Viewing musicians as exploited workers and as beleaguered contractors helps contribute to a better understanding of their art form and art more generally.
“Take ‘be-bop’ — officialdom in Manhattan was objecting to heterosexual dancing across racial lines and, thus, the music morphed from a ‘dancing’ music to a ‘listening’ music.”
Dodging violent attacks by racist and drunken “fans,” resisting pressure from drug-peddling bosses and inhaling smoke for hours in dank clubs comprised the “common plight” of jazz musicians in the early 20th century, says historian Gerald Horne, author of Jazz and Justice: Racism and the Political Economy of the Music. In this interview with Truthout, Horne describes the role of racism in the development of jazz, the gulf between its domestic and international reception; and why creativity, improvisation and technical mastery were a means of survival for its performers.

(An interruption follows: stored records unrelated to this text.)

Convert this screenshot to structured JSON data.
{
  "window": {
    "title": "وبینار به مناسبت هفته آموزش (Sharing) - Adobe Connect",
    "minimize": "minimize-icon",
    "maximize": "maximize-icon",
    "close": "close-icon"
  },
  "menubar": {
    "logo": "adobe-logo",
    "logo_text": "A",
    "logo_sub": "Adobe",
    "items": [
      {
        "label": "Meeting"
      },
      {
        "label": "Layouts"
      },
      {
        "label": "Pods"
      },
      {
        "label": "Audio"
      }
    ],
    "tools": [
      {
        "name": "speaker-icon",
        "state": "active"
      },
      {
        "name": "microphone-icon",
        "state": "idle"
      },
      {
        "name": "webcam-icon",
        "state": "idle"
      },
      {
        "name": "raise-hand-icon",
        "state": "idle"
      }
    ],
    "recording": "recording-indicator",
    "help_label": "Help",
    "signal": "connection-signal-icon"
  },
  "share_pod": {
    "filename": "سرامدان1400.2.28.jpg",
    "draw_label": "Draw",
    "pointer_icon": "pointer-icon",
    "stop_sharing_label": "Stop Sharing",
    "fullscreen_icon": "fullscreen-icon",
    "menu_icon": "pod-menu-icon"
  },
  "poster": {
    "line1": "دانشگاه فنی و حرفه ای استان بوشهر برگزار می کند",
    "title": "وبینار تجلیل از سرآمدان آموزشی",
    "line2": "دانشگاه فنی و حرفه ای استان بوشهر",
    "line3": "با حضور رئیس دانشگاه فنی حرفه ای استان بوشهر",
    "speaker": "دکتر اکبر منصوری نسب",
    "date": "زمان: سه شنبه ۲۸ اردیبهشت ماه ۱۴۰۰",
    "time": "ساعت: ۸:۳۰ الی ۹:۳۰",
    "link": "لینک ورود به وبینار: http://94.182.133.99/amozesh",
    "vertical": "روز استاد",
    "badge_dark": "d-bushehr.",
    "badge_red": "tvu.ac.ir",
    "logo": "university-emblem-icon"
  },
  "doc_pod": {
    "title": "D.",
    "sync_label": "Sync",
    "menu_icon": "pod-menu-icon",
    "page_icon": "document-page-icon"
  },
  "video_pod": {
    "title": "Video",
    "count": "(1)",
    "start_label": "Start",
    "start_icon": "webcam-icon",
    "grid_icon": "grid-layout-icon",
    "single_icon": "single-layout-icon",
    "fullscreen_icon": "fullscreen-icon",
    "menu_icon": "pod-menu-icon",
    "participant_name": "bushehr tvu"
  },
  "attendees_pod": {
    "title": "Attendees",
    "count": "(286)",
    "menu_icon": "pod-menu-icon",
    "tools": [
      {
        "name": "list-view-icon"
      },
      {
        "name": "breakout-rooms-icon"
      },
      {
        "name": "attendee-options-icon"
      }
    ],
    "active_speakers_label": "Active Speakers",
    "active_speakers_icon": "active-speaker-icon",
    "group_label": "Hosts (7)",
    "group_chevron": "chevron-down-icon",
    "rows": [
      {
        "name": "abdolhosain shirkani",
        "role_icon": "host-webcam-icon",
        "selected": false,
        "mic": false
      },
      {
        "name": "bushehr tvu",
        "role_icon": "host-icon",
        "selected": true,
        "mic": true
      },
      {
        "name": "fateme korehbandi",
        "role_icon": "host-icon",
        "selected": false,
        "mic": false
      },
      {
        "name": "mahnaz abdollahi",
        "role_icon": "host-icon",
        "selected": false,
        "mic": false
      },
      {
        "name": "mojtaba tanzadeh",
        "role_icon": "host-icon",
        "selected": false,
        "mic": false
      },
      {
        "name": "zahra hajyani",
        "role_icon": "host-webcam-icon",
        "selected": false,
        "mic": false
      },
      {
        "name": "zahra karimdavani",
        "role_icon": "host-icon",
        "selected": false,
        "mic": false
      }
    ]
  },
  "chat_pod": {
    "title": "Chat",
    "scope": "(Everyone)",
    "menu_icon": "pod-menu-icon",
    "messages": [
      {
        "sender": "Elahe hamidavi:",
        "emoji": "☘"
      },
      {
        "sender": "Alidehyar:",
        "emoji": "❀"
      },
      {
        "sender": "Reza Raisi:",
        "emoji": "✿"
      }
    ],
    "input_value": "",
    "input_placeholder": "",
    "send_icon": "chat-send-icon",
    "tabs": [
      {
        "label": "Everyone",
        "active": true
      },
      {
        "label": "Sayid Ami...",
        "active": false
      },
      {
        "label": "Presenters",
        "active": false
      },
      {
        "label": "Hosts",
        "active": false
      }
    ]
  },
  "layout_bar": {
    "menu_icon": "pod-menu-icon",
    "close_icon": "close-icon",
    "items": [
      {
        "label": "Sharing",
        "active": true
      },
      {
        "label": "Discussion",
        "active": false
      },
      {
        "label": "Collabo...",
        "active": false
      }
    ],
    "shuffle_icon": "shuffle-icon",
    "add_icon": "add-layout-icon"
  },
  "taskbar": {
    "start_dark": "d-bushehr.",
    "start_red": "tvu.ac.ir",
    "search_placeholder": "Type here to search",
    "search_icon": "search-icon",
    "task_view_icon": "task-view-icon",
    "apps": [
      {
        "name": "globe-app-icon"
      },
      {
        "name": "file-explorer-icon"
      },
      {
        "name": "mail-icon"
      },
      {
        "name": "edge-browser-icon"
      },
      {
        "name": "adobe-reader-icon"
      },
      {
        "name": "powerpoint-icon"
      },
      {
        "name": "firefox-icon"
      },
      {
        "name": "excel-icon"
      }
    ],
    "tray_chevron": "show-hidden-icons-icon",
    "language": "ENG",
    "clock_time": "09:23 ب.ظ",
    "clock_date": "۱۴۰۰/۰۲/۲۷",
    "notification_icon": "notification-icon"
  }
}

Anton Woronczuk: Can you imagine a more dangerous profession than being a jazz musician in the United States during the 20th century?
Gerald Horne: Certainly, being a “jazz” musician in the first decades of the 20th century was probably the most dangerous profession in the arts and, along with coal mining, one of the most dangerous jobs of all. Inhaling cigarette smoke in dank clubs, being plied with alcohol and other controlled substances by unscrupulous bosses of clubs and record labels alike, being attacked violently by racist “fans” — all this and worse was part of the common plight of these artists.
Jazz and Justice looks at the history of jazz by understanding musicians as workers. What does this approach reveal about the production of this art form and the experiences of those who made it?
Viewing musicians as exploited workers and as beleaguered contractors, helps — I think — contribute to a better understanding of their art form and art more generally, both of which often are removed from the muck of materialist analysis and, instead, analyzed all too subjectively as a “thing in itself,” disengaged from the mode of production and productive forces more generally. Perhaps this subjectivity is understandable given the angelic and melodious sounds produced by these artists, which can easily lure the unwary into thinking there is something “otherworldly” about the process: this is both true — and false.
Certain musical riffs…were drawn from the “rat-tat-tat” of gunshots, a not infrequent sound heard in the often mob-controlled clubs where artists were compelled to perform…